Indian market infrastructure among world's best: Sebi chairman
As Sebi celebrates its 25 years of existence, chairman UK Sinha says this has been an eventful journey for the capital markets regulator and it has created market infrastructures that are better than those in many other countries, including some most developed economies.business Updated: May 23, 2013 13:55 IST
As Sebi celebrates its 25 years of existence, chairman UK Sinha says this has been an eventful journey for the capital markets regulator and it has created market infrastructures that are better than those in many other countries, including some most developed economies.
"As far as the past 25 years are concerned, Sebi's journey has been quite challenging. At the same time, this journey has also been something that we at Sebi, the market entities and the entire country should be proud of.
"It has been indeed an eventful journey despite all the challenges put across to us," the Securities and Exchange Board of India (Sebi) chief Upendra Kumar Sinha said in an interview.
"We have been able to tackle all those challenges in an effective manner and the evolution process has been great in all these years," he said.
Sinha is the eighth chairman of Sebi since its inception as an independent regulator in 1988, when the central government headed by then prime minister Rajiv Gandhi decided to give a boost to the stock market activities as part of its economic liberalisation drive.
Prior to Sebi coming into existence, the capital markets were regulated by the Capital Issues (Control) Act of 1947.
"There have been massive changes in the way the market functions and the trading happens. From the use of latest technology to widening of the markets and market activities, a host of eventful changes have taken place.
"We have created market infrastructures which are world class and where trading today takes place in a much more transparent manner, which is much better than the way market functions in many other parts of the world including some really developed markets," Sinha said.

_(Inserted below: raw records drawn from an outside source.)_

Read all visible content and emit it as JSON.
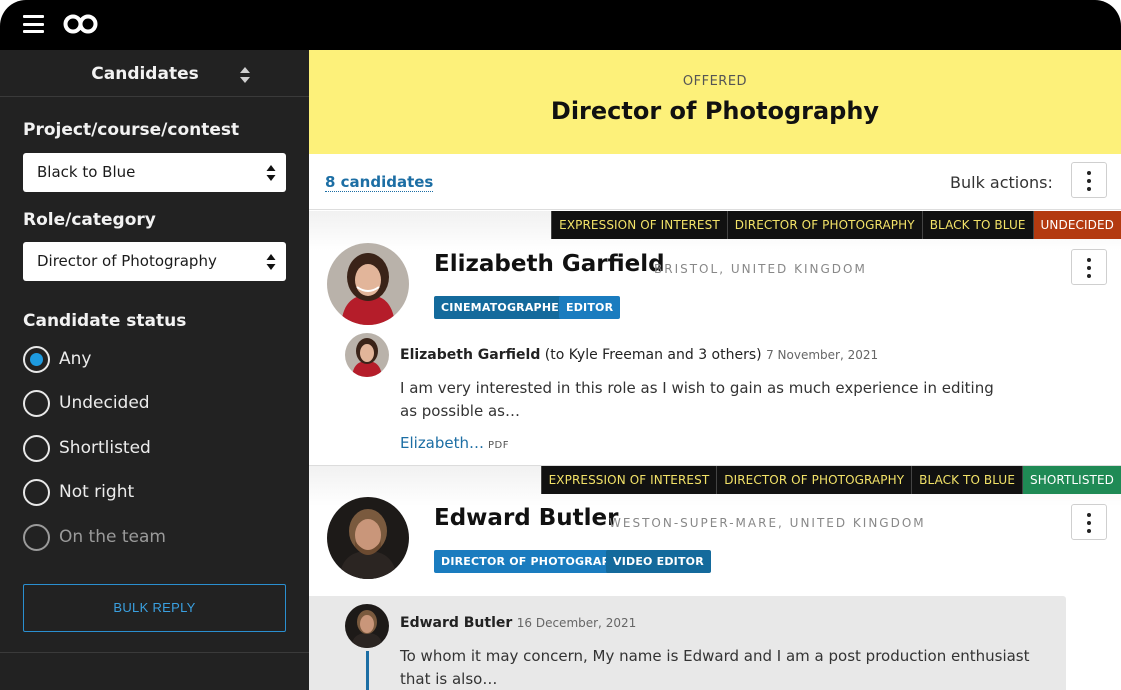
{
  "sidebar": {
    "title": "Candidates",
    "project_label": "Project/course/contest",
    "project_value": "Black to Blue",
    "role_label": "Role/category",
    "role_value": "Director of Photography",
    "status_label": "Candidate status",
    "status_options": [
      {
        "label": "Any",
        "checked": true
      },
      {
        "label": "Undecided",
        "checked": false
      },
      {
        "label": "Shortlisted",
        "checked": false
      },
      {
        "label": "Not right",
        "checked": false
      },
      {
        "label": "On the team",
        "checked": false,
        "disabled": true
      }
    ],
    "bulk_reply": "BULK REPLY"
  },
  "banner": {
    "status": "OFFERED",
    "title": "Director of Photography"
  },
  "toolbar": {
    "count": "8 candidates",
    "bulk_actions": "Bulk actions:"
  },
  "candidates": [
    {
      "tags": [
        "EXPRESSION OF INTEREST",
        "DIRECTOR OF PHOTOGRAPHY",
        "BLACK TO BLUE"
      ],
      "status": "UNDECIDED",
      "name": "Elizabeth Garfield",
      "location": "BRISTOL, UNITED KINGDOM",
      "skills": [
        "CINEMATOGRAPHER",
        "EDITOR"
      ],
      "message": {
        "author": "Elizabeth Garfield",
        "recipients": "(to Kyle Freeman and 3 others)",
        "date": "7 November, 2021",
        "body": "I am very interested in this role as I wish to gain as much experience in editing as possible as…",
        "attachment": "Elizabeth…",
        "attachment_type": "PDF"
      }
    },
    {
      "tags": [
        "EXPRESSION OF INTEREST",
        "DIRECTOR OF PHOTOGRAPHY",
        "BLACK TO BLUE"
      ],
      "status": "SHORTLISTED",
      "name": "Edward Butler",
      "location": "WESTON-SUPER-MARE, UNITED KINGDOM",
      "skills": [
        "DIRECTOR OF PHOTOGRAPHY",
        "VIDEO EDITOR"
      ],
      "message": {
        "author": "Edward Butler",
        "date": "16 December, 2021",
        "body": "To whom it may concern, My name is Edward and I am a post production enthusiast that is also…"
      }
    }
  ],
  "colors": {
    "banner": "#fdf17a",
    "sidebar": "#222222",
    "link": "#1c6ea4",
    "radio_checked": "#1e9be0",
    "undecided": "#b33a10",
    "shortlisted": "#1f8a55",
    "tag_text": "#f2e268"
  }
}
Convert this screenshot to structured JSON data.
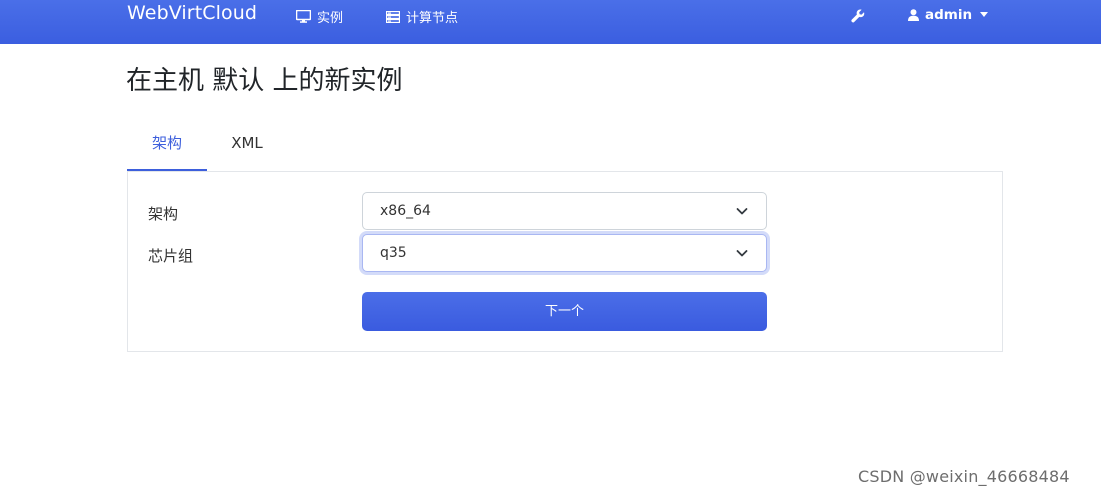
{
  "navbar": {
    "brand": "WebVirtCloud",
    "instances_label": "实例",
    "computes_label": "计算节点",
    "user_label": "admin",
    "bg_color": "#3b5ee0"
  },
  "page": {
    "title": "在主机 默认 上的新实例"
  },
  "tabs": [
    {
      "label": "架构",
      "active": true
    },
    {
      "label": "XML",
      "active": false
    }
  ],
  "form": {
    "arch_label": "架构",
    "arch_value": "x86_64",
    "chipset_label": "芯片组",
    "chipset_value": "q35",
    "next_button": "下一个"
  },
  "icons": {
    "instances": "monitor-icon",
    "computes": "server-icon",
    "tool": "wrench-icon",
    "user": "user-icon",
    "select": "chevron-down-icon"
  },
  "watermark": "CSDN @weixin_46668484"
}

The Sebi chief further said that the markets were earlier concentrated in a few hands and to a few entities in terms of intermediaries as well as the investors.

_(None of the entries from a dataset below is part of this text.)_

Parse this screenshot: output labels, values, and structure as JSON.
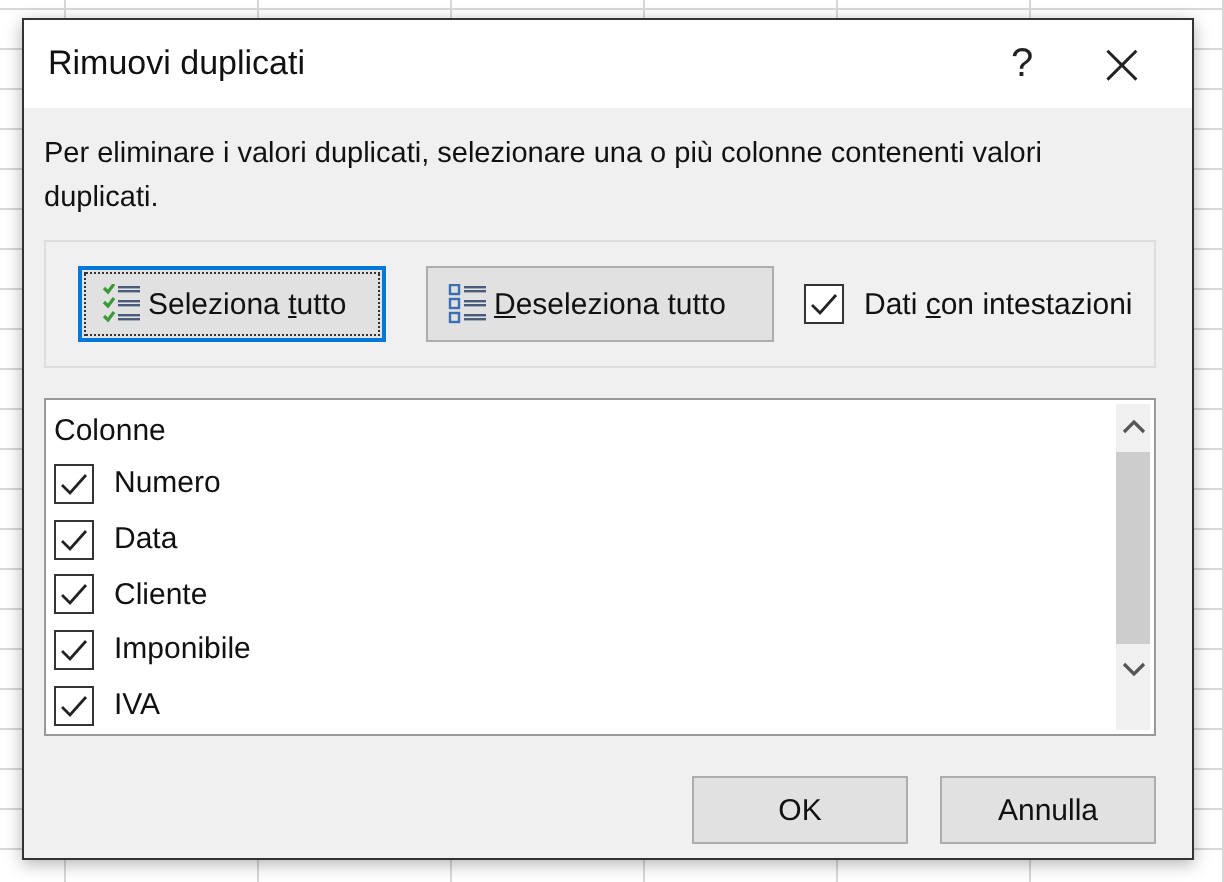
{
  "window": {
    "title": "Rimuovi duplicati",
    "help": "?",
    "close": "×"
  },
  "description": "Per eliminare i valori duplicati, selezionare una o più colonne contenenti valori duplicati.",
  "toolbar": {
    "buttons": [
      {
        "kind": "select_all",
        "label_before": "Seleziona ",
        "access_key": "t",
        "label_after": "utto",
        "focused": true
      },
      {
        "kind": "deselect_all",
        "access_key": "D",
        "label_after": "eseleziona tutto",
        "focused": false
      }
    ],
    "headers_checkbox": {
      "label_before": "Dati ",
      "access_key": "c",
      "label_after": "on intestazioni",
      "checked": true
    }
  },
  "list": {
    "header": "Colonne",
    "items": [
      {
        "label": "Numero",
        "checked": true
      },
      {
        "label": "Data",
        "checked": true
      },
      {
        "label": "Cliente",
        "checked": true
      },
      {
        "label": "Imponibile",
        "checked": true
      },
      {
        "label": "IVA",
        "checked": true
      }
    ]
  },
  "buttons": [
    "OK",
    "Annulla"
  ]
}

"There has been a quantum jump on this front. A host of new investment avenues and market entities, starting from mutual funds to venture capital funds have come to the fore, widening the markets in a big way.
"There have been huge changes in the way primary markets function and are regulated. Amid all this growth and widening of the markets, safeguarding the investors' interest has remained paramount and significant changes have been made on that front as well," he said.
Sebi will celebrate its 25-years of existence at a function in Mumbai on Friday and those scheduled to be present on the occasion include Prime Minister Manmohan Singh, finance minister P Chidambaram, the entire top brass of the regulatory authority and many other eminent people from India and abroad.
Sebi was set up in 1988 with a mandate to develop the capital markets and infuse investor confidence by keeping a check on possible manipulations.
However, it did not have any statutory powers at that time and its role was limited to collection of investor-related information from various market participants, advising the government on issues related to stock markets and regulation of a few market entities.
The government gave Sebi statutory powers in 1992 through the Securities and Exchange Board of India (Sebi) Act. These powers included mandate to check insider trading and regulate takeovers and other substantial share acquisitions.
The Act also gave Sebi a mandate to protect the interests of investors, promote the development of markets and regulate them as well. This also happened to be the time when the Indian market was rocked by its biggest ever scandal of that time in form of Harshad Mehta scam.
Later in 1995, the Securities Law (amendment) Act enhanced Sebi's jurisdiction and its autonomy and gave it powers to take punitive action. Entities like FIIs, rating agencies, venture capital funds and depositories were also brought under its jurisdiction.
Sebi was also given powers to levy monetary penalties, while SAT was set up to give a platform to the aggrieved parties to appeal against Sebi orders.
The next major amendment to the Sebi Act was made in 2002, the year that saw another major scam in form of stock market activities of Ketan Parekh.
These amendments gave Sebi powers to seek information and records from banks and many other authorities, as also the powers for inspection of the books of accounts of listed companies.
It also got the authority to take actions like suspension of trading, debarment of persons and companies from the markets.
A few years later, changes were made in the way stock exchanges were owned and run, by converting them into corporate entities from their earlier avatar of 'mutual' entities that were owned, controlled and managed by brokers and trading members.
After the 2002 amendment, Sebi also got powers to pass interim orders, to investigate and to conduct enquiries and then pass a final order, it was allowed to pass cease and desist orders and impose higher monetary penalties of up to Rs 25 crore.